Using the entries that follow, collect the lines where the word "YOUR" appears.
· · · · · · ·
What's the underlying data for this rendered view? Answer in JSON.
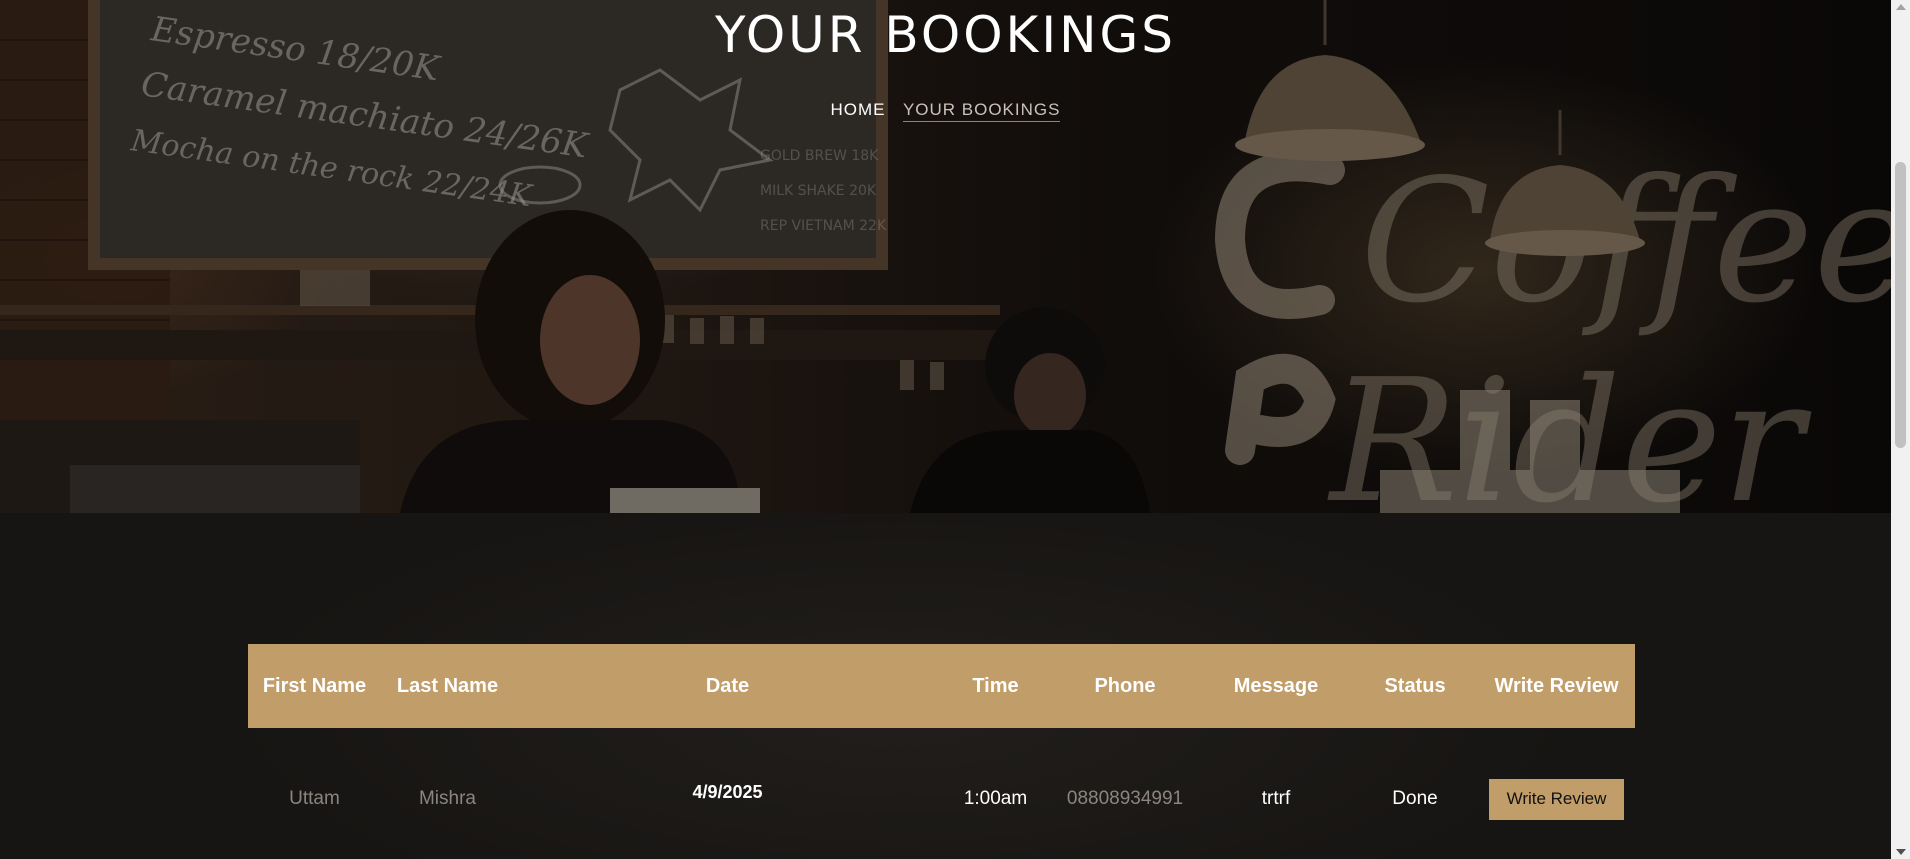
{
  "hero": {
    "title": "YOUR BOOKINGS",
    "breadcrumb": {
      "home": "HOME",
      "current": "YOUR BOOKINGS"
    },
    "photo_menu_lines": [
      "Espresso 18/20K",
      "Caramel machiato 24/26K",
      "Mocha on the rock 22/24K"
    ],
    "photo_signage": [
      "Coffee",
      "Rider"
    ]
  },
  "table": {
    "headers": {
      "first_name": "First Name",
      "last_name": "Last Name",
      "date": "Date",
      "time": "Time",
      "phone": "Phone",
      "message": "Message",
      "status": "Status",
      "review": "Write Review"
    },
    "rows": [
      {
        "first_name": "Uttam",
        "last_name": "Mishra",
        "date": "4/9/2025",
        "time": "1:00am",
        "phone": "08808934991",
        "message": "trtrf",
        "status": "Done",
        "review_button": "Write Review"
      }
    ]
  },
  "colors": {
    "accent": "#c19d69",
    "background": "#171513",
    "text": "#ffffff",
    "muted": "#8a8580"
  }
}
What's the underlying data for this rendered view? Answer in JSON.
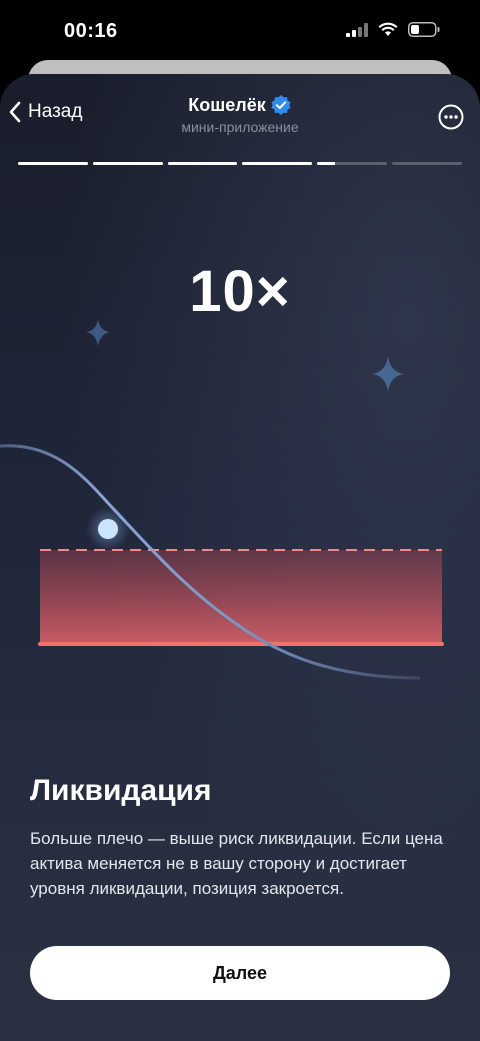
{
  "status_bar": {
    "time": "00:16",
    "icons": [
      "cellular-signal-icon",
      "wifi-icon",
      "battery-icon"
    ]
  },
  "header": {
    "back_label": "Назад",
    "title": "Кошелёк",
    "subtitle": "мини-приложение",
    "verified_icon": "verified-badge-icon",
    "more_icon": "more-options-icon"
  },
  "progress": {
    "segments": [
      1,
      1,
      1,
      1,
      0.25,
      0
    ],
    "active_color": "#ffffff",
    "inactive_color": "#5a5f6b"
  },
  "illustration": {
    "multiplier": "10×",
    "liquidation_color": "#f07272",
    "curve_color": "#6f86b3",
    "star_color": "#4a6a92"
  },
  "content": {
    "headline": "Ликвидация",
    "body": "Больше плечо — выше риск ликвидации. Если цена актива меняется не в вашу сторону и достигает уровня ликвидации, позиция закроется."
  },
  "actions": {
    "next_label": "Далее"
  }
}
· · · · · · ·
▶ The completed task:
    "title": "YOUR BOOKINGS",
      "current": "YOUR BOOKINGS"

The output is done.